The value of the pass depends entirely on how often you will use the shinkansen (or other trains) while in Japan.
As a base sum:
- A one-way fare from Tokyo to Nagano will cost approx. JPY8000
- meaning a return trip from Tokyo to Nagano is around JPY16,000.
When you consider that a JR East Rail Pass (Niigata/Nagano) will cost you JPY17,000 online (when purchased before coming to Japan) or JPY18,000 once in Japan, the pass is great value if you plan to use the train even one more time than your return trip to Tokyo – noting that it can only be used on 5 separate days during its 14 day validity. It is ideal for visitors only headed to Nagano or Niigata, in particular, skiers and snowboarders who will be heading to the resorts then back to Tokyo.
The full JR Pass is more expensive costing JPY29,110 for 7 days, JPY46,390 for 14 days, and JPY59,350 for 21 days. Unlike the JR East Rail Pass, this pass can be used every day of its validity making it ideal for visitors headed to Nagano as part of a larger Japanese holiday including destinations on other shinkansen lines such as Kyoto and Osaka.
For information regarding how to purchase a ticket online, purchase a ticket in-person, booking a reserved seat using a JR Pass, and boarding and riding the shinkansen to Nagano, please refer to our follow-up page: HOW TO: SHINKANSEN RESERVATIONS TO NAGANO.
Nagano Travel Recommendations
Nagano is the hub city for accessing central Japan. A place of high mountain peaks, forested valleys and endless farmlands, historic temples, castles, and pilgrim roads there is so much to discover! When visiting Nagano, we recommend Hotel Kokusai 21 – one of city’s most established 4-star, full-service hotels.
Blending Western-style rooms and facilities with Japanese service and attention to detail, Hotel Kokusai 21 is conveniently located within easy walking distance of JR Nagano Station, the city’s main attraction including Zenko-ji Temple, and entertainment district. For the convenience of guests, the hotel also provides a free shuttle service to and from the station.
The hotel has a range in-house services including both Western and Japanese restaurants including teppanyaki and traditional kaiseki service, along with dedicated Chinese, Italian, and French cuisine restaurants. Kokusai 21’s English-speaking staff and dedication to professional service make it our recommendation when staying in Nagano.

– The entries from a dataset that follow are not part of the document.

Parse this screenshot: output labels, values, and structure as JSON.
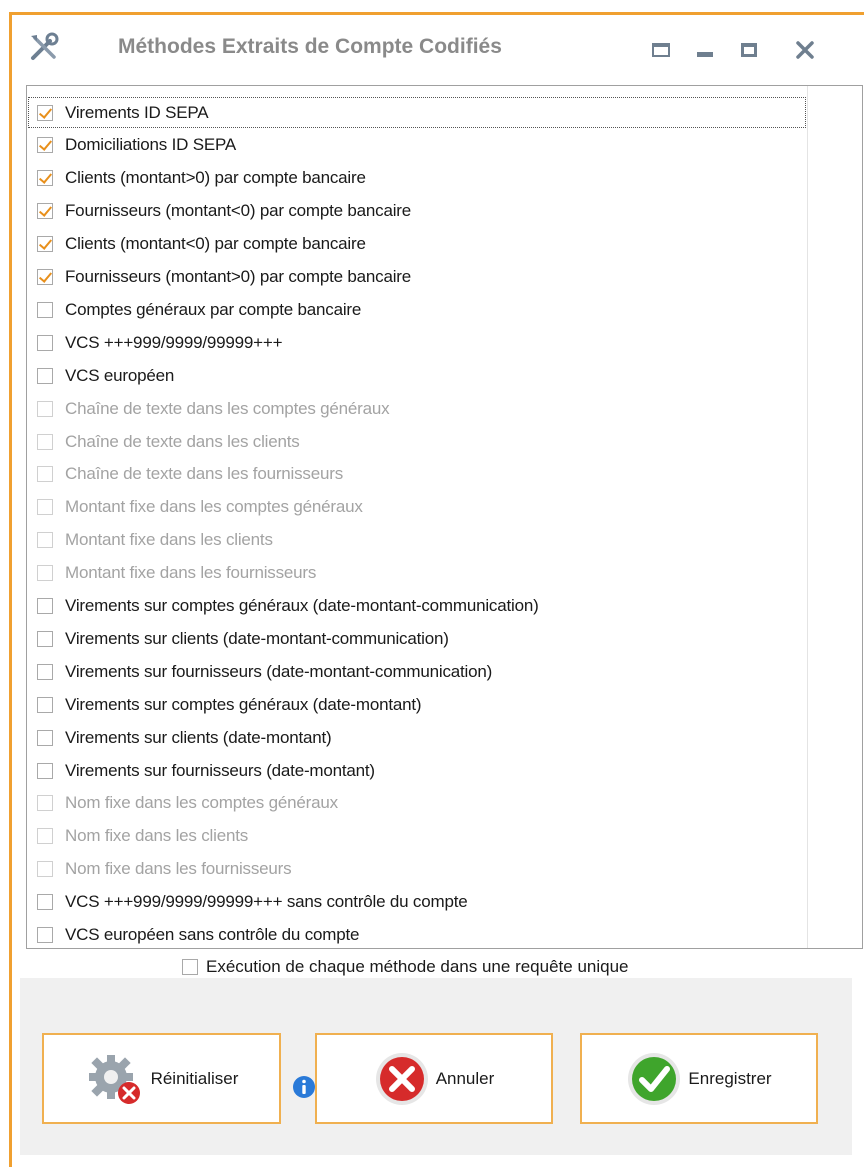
{
  "window": {
    "title": "Méthodes Extraits de Compte Codifiés",
    "icon": "tools-icon",
    "controls": [
      "pin-icon",
      "minimize-icon",
      "maximize-icon",
      "close-icon"
    ]
  },
  "methods": [
    {
      "label": "Virements ID SEPA",
      "checked": true,
      "enabled": true
    },
    {
      "label": "Domiciliations ID SEPA",
      "checked": true,
      "enabled": true
    },
    {
      "label": "Clients (montant>0) par compte bancaire",
      "checked": true,
      "enabled": true
    },
    {
      "label": "Fournisseurs (montant<0) par compte bancaire",
      "checked": true,
      "enabled": true
    },
    {
      "label": "Clients (montant<0) par compte bancaire",
      "checked": true,
      "enabled": true
    },
    {
      "label": "Fournisseurs (montant>0) par compte bancaire",
      "checked": true,
      "enabled": true
    },
    {
      "label": "Comptes généraux par compte bancaire",
      "checked": false,
      "enabled": true
    },
    {
      "label": "VCS +++999/9999/99999+++",
      "checked": false,
      "enabled": true
    },
    {
      "label": "VCS européen",
      "checked": false,
      "enabled": true
    },
    {
      "label": "Chaîne de texte dans les comptes généraux",
      "checked": false,
      "enabled": false
    },
    {
      "label": "Chaîne de texte dans les clients",
      "checked": false,
      "enabled": false
    },
    {
      "label": "Chaîne de texte dans les fournisseurs",
      "checked": false,
      "enabled": false
    },
    {
      "label": "Montant fixe dans les comptes généraux",
      "checked": false,
      "enabled": false
    },
    {
      "label": "Montant fixe dans les clients",
      "checked": false,
      "enabled": false
    },
    {
      "label": "Montant fixe dans les fournisseurs",
      "checked": false,
      "enabled": false
    },
    {
      "label": "Virements sur comptes généraux (date-montant-communication)",
      "checked": false,
      "enabled": true
    },
    {
      "label": "Virements sur clients (date-montant-communication)",
      "checked": false,
      "enabled": true
    },
    {
      "label": "Virements sur fournisseurs (date-montant-communication)",
      "checked": false,
      "enabled": true
    },
    {
      "label": "Virements sur comptes généraux (date-montant)",
      "checked": false,
      "enabled": true
    },
    {
      "label": "Virements sur clients (date-montant)",
      "checked": false,
      "enabled": true
    },
    {
      "label": "Virements sur fournisseurs (date-montant)",
      "checked": false,
      "enabled": true
    },
    {
      "label": "Nom fixe dans les comptes généraux",
      "checked": false,
      "enabled": false
    },
    {
      "label": "Nom fixe dans les clients",
      "checked": false,
      "enabled": false
    },
    {
      "label": "Nom fixe dans les fournisseurs",
      "checked": false,
      "enabled": false
    },
    {
      "label": "VCS +++999/9999/99999+++ sans contrôle du compte",
      "checked": false,
      "enabled": true
    },
    {
      "label": "VCS européen sans contrôle du compte",
      "checked": false,
      "enabled": true
    }
  ],
  "single_query_option": {
    "label": "Exécution de chaque méthode dans une requête unique",
    "checked": false
  },
  "buttons": {
    "reset": {
      "label": "Réinitialiser",
      "icon": "gear-error-icon"
    },
    "info": {
      "icon": "info-icon"
    },
    "cancel": {
      "label": "Annuler",
      "icon": "cancel-x-icon"
    },
    "save": {
      "label": "Enregistrer",
      "icon": "checkmark-icon"
    }
  },
  "colors": {
    "accent_border": "#f0a030",
    "checkmark": "#e8901c",
    "cancel_red": "#d62b2b",
    "save_green": "#3fa52c",
    "info_blue": "#2a7ad8"
  }
}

Snow Monkey Resorts Group & Private Tours from Nagano City
As Nagano’s No.1 tour provider, Snow Monkey Resorts operates all year round and offers guests a range of options including both group and private tours to the region’s most popular destinations.

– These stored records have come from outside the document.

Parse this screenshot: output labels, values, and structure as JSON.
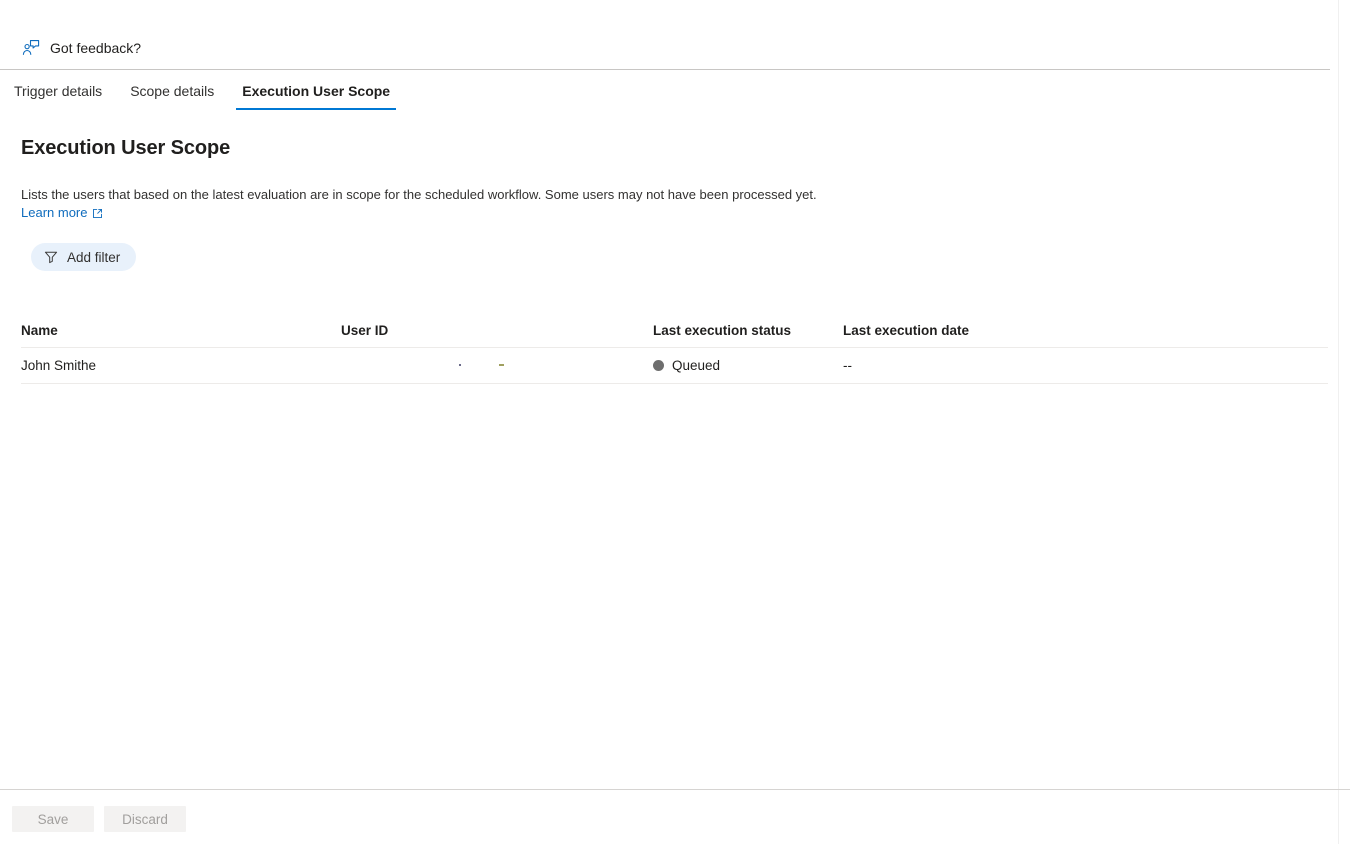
{
  "feedback": {
    "label": "Got feedback?",
    "icon": "feedback-person-icon"
  },
  "tabs": [
    {
      "label": "Trigger details",
      "active": false
    },
    {
      "label": "Scope details",
      "active": false
    },
    {
      "label": "Execution User Scope",
      "active": true
    }
  ],
  "section": {
    "title": "Execution User Scope",
    "description": "Lists the users that based on the latest evaluation are in scope for the scheduled workflow. Some users may not have been processed yet.",
    "learn_more_label": "Learn more",
    "learn_more_icon": "external-link-icon"
  },
  "toolbar": {
    "add_filter_label": "Add filter",
    "add_filter_icon": "filter-funnel-icon"
  },
  "table": {
    "columns": [
      "Name",
      "User ID",
      "Last execution status",
      "Last execution date"
    ],
    "rows": [
      {
        "name": "John Smithe",
        "user_id": "",
        "status": "Queued",
        "status_color": "#6e6e6e",
        "last_execution_date": "--"
      }
    ]
  },
  "footer": {
    "save_label": "Save",
    "discard_label": "Discard"
  },
  "colors": {
    "accent": "#0078d4",
    "link": "#0f6cbd",
    "filter_pill_bg": "#e8f1fb",
    "status_queued": "#6e6e6e"
  }
}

Operating from and to JR Nagano Station, our 1-Day Snow Monkeys, Zenko-ji Temple & Sake Tour combines visits to the world-famous snow monkeys of Jigokudani, the near 1400-year old Zenko-ji Temple complex, and guided sake tasting – the best way to take in some of Nagano’s most popular destinations and experiences in a convenient single day tour.
For guests looking for longer tours and to get even more out of their time in Nagano and central Japan, our 2-Day Snow Monkeys, Luxury Ryokan, Zenko-ji & Sake Tour includes a 1 night stay at of one of the region’s most luxurious guesthouses – Senjukaku.
For guests looking to go a little further afield once they reach Nagano, our 1-Day Matsumoto Castle & Local Food Experience Tour gets hands-on with a soba-making experience and visits to Daio Wasabi Farm, Kametaya Sake Brewery and Mastumoto Castle. As one of the few remaining original castles in Japan and a registered National Treasure, this tour takes you to historic heart of Matsumoto while delighting your taste buds along the way!
Our 2-Day Snow Monkey Tour: from Nagano to Takayama via Matsumoto combines your visit to the Snow Monkey Park with a 1 night stay at Hotel Kokusai 21 before heading to the castle on the second day, and then through the dramatic Northern Alps and onto the historic Takayama and its famous old town.
If that is not enough for you we offer a range of multiday group tours – ranging from 2 to 4 days in duration – plus the option of a private tour and creating your own itinerary to get the most out of your time in Central Japan.